A Tragic Situation
Divided into three parts, Removal, Resistance and Remembrance, Mr Rudin moves methodically through the background history of the creation of the park and how the various levels of government-provincial and federal – failed miserably in dealing with those communities who suddenly found themselves within Park boundaries with ever being consulted. They were considered too poor and uneducated and in need of rehabilitation. Yet, as Mr Rudin discovers, true they were poor, but they were basically happy living how and where they did. The communities were very close-knit, consisting of extended families and all working to provide food, shelter and clothing for themselves and their loved ones. They fished, farmed, logged, trapped and picked berries, the land providing all they needed. Into this idyllic setting swoops government official and planners in need of finding a suitable location for a National park in New Brunswick.
In 1966 Parks Canada officials performed an assessment of the area. Mr Rudin comments on their report:
“The assessment suggested that no one really lived in the area, or if they did, they did nothing of importance. It was recognised that developing the park (as its limits were defined at the time) would require the destruction of more than one hundred dwellings, yet there was no mention of how many people would be removed in the process.”
People were paid a pittance for their land, their homes either being relocated outside park boundaries or burned. Many did not want to go or give up their fishing rights (since fishing is not allowed on park property). One man, Jackie Vautour, is still an illegal squatter on park land where his house used to be (it was bulldozed in 1976), the park leaving him alone for fear of the bad publicity his forced removal would cause.

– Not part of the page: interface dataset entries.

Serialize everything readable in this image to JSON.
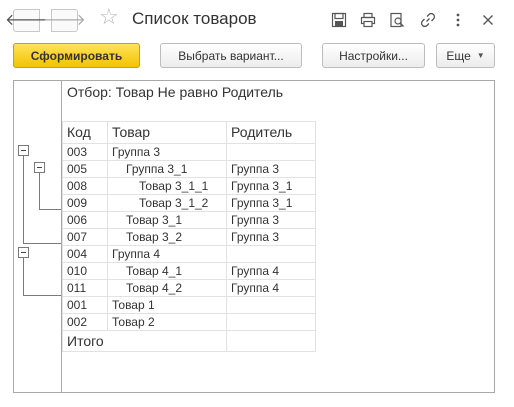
{
  "window": {
    "title": "Список товаров",
    "back_glyph": "🡐",
    "forward_glyph": "🡒"
  },
  "toolbar_icons": [
    "save-icon",
    "print-icon",
    "print-preview-icon",
    "link-icon",
    "more-icon",
    "close-icon"
  ],
  "commands": {
    "generate": "Сформировать",
    "select_variant": "Выбрать вариант...",
    "settings": "Настройки...",
    "more": "Еще"
  },
  "report": {
    "filter": "Отбор: Товар Не равно Родитель",
    "columns": [
      "Код",
      "Товар",
      "Родитель"
    ],
    "rows": [
      {
        "code": "003",
        "product": "Группа 3",
        "parent": "",
        "level": 0
      },
      {
        "code": "005",
        "product": "Группа 3_1",
        "parent": "Группа 3",
        "level": 1
      },
      {
        "code": "008",
        "product": "Товар 3_1_1",
        "parent": "Группа 3_1",
        "level": 2
      },
      {
        "code": "009",
        "product": "Товар 3_1_2",
        "parent": "Группа 3_1",
        "level": 2
      },
      {
        "code": "006",
        "product": "Товар 3_1",
        "parent": "Группа 3",
        "level": 1
      },
      {
        "code": "007",
        "product": "Товар 3_2",
        "parent": "Группа 3",
        "level": 1
      },
      {
        "code": "004",
        "product": "Группа 4",
        "parent": "",
        "level": 0
      },
      {
        "code": "010",
        "product": "Товар 4_1",
        "parent": "Группа 4",
        "level": 1
      },
      {
        "code": "011",
        "product": "Товар 4_2",
        "parent": "Группа 4",
        "level": 1
      },
      {
        "code": "001",
        "product": "Товар 1",
        "parent": "",
        "level": 0
      },
      {
        "code": "002",
        "product": "Товар 2",
        "parent": "",
        "level": 0
      }
    ],
    "total_label": "Итого"
  },
  "colors": {
    "primary_button": "#f3c300",
    "border": "#a8a8a8",
    "grid_line": "#e2e2e2"
  }
}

Mr Rudin, in the writing of this book, visited many of the families that were displaced to make way for the park and examines their feelings some 40 years later. One example is that of Freeman Collins who was visited in 2011, shortly before he died. He and his wife had lived on 54 acres of land. Like many other residents, Collins was a veteran, who on his return from the war, built a house and worked at various jobs, “never imagining that the same country he defended would someday be instrumental in removing him from his land.”

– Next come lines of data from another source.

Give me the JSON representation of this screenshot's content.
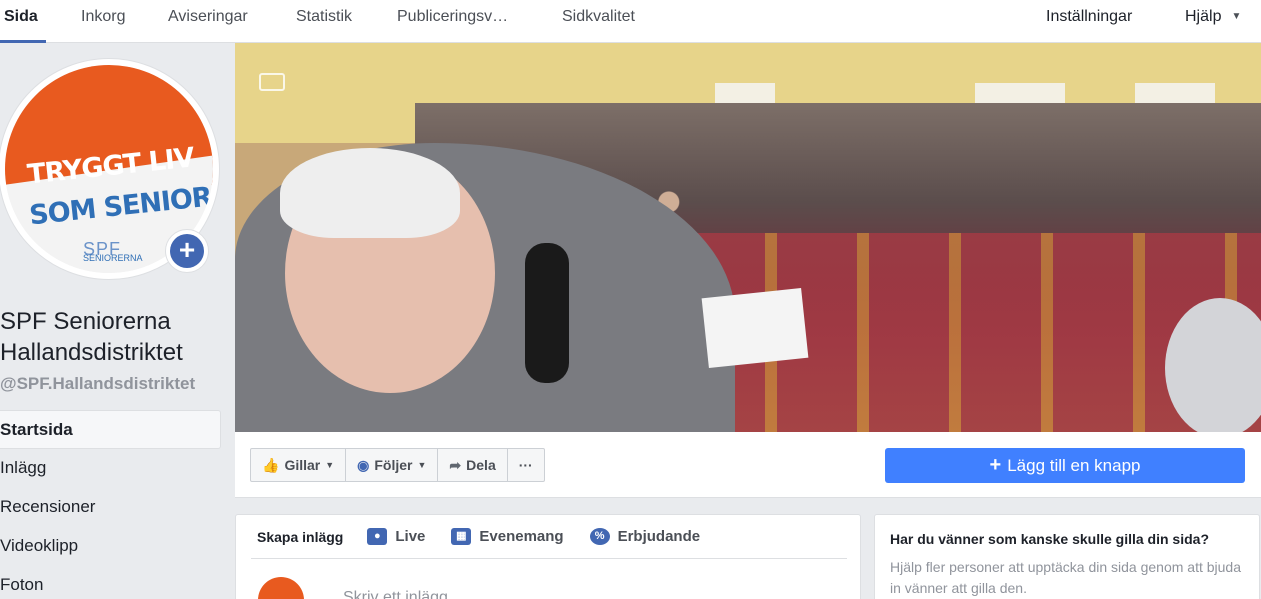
{
  "topnav": {
    "tabs": [
      {
        "label": "Sida",
        "active": true
      },
      {
        "label": "Inkorg",
        "active": false
      },
      {
        "label": "Aviseringar",
        "active": false
      },
      {
        "label": "Statistik",
        "active": false
      },
      {
        "label": "Publiceringsv…",
        "active": false
      },
      {
        "label": "Sidkvalitet",
        "active": false
      }
    ],
    "settings_label": "Inställningar",
    "help_label": "Hjälp"
  },
  "profile": {
    "logo_line1": "TRYGGT LIV",
    "logo_line2": "SOM SENIOR",
    "logo_brand": "SPF",
    "logo_sub": "SENIORERNA",
    "name": "SPF Seniorerna Hallandsdistriktet",
    "handle": "@SPF.Hallandsdistriktet",
    "accent_orange": "#e85a1f",
    "accent_blue": "#4267b2"
  },
  "left_nav": {
    "items": [
      {
        "label": "Startsida",
        "active": true
      },
      {
        "label": "Inlägg",
        "active": false
      },
      {
        "label": "Recensioner",
        "active": false
      },
      {
        "label": "Videoklipp",
        "active": false
      },
      {
        "label": "Foton",
        "active": false
      }
    ]
  },
  "actions": {
    "like_label": "Gillar",
    "follow_label": "Följer",
    "share_label": "Dela",
    "more_label": "···",
    "add_button_label": "Lägg till en knapp",
    "add_button_color": "#4080ff"
  },
  "composer": {
    "tabs": [
      "Skapa inlägg",
      "Live",
      "Evenemang",
      "Erbjudande"
    ],
    "placeholder": "Skriv ett inlägg..."
  },
  "invite_card": {
    "title": "Har du vänner som kanske skulle gilla din sida?",
    "body": "Hjälp fler personer att upptäcka din sida genom att bjuda in vänner att gilla den."
  }
}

I was surprised by a few things in reading this book. First, just how readable it is. I was expecting some dense paragraphs packed with dates, statistics and other mundane facts, but the writing is very easy to follow, yet the author is never glib or staid and treats the subject with due impartiality as a good examiner should. As Mr Rudin mentions in the forward, he could not get any government official involved with the park’s creation to comment, but he did get access to extensive government files as well as the personal papers and photographs with the resident’s permission. The text is supported by black and white illustrations and maps. Secondly, I had no idea that people were forcibly removed to make the park (in fact, this was the single largest forced removal in the history of the Canadian national parks system), and this was not the only instance. Forillon National Park in the Gaspe and Gros Morne National Park in Newfoundland had similar histories. In fact, after Kouchibouguac was created Parks Canada created a policy stating that there will be no further removal of residents in order to create a national park in Canada.

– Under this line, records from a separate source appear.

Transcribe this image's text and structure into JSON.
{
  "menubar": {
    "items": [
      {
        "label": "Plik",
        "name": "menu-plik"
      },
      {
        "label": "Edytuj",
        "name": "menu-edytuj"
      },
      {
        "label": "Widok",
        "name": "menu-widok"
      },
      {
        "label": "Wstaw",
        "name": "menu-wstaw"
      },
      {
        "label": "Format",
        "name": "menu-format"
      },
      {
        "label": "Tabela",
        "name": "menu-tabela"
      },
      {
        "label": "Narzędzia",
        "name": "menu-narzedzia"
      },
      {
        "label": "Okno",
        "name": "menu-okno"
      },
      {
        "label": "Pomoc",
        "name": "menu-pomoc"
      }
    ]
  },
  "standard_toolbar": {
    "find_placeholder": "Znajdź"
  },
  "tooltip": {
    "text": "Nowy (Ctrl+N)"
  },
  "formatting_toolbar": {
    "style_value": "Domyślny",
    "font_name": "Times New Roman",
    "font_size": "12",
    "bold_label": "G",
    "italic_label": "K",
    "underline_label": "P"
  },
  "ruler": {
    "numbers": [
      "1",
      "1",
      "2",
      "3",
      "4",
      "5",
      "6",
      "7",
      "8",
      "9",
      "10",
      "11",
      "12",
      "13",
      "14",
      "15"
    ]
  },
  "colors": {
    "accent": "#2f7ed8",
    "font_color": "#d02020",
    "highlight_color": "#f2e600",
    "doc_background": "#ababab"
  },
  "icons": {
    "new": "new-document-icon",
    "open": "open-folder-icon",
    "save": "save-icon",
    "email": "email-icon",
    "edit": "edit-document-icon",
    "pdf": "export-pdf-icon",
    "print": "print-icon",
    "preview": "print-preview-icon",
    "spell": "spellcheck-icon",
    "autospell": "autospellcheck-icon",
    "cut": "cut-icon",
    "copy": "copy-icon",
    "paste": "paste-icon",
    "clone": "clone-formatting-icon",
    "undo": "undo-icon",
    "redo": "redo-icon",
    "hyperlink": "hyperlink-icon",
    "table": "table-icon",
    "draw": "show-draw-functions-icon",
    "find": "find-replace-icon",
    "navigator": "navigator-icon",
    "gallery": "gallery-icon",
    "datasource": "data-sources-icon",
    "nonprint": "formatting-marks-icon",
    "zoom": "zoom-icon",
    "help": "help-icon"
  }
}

There is much more to the Kouchibouguac story, and it is all here: the Acadian connection, the repeated closures of the park due to resistance and protests, the present-day park commemorations of what was lost or destroyed 40 years ago and of course, the story of Jackie Vautour, the lone holdout resident. Kouchibouguac is an excellent book, not only as a resource but as enlightening reading for anyone with a social conscience. Mr Rudin is to be applauded for his intensive (and extensive) research and his obvious concern for getting the Kouchibouguac story told properly and lucidly.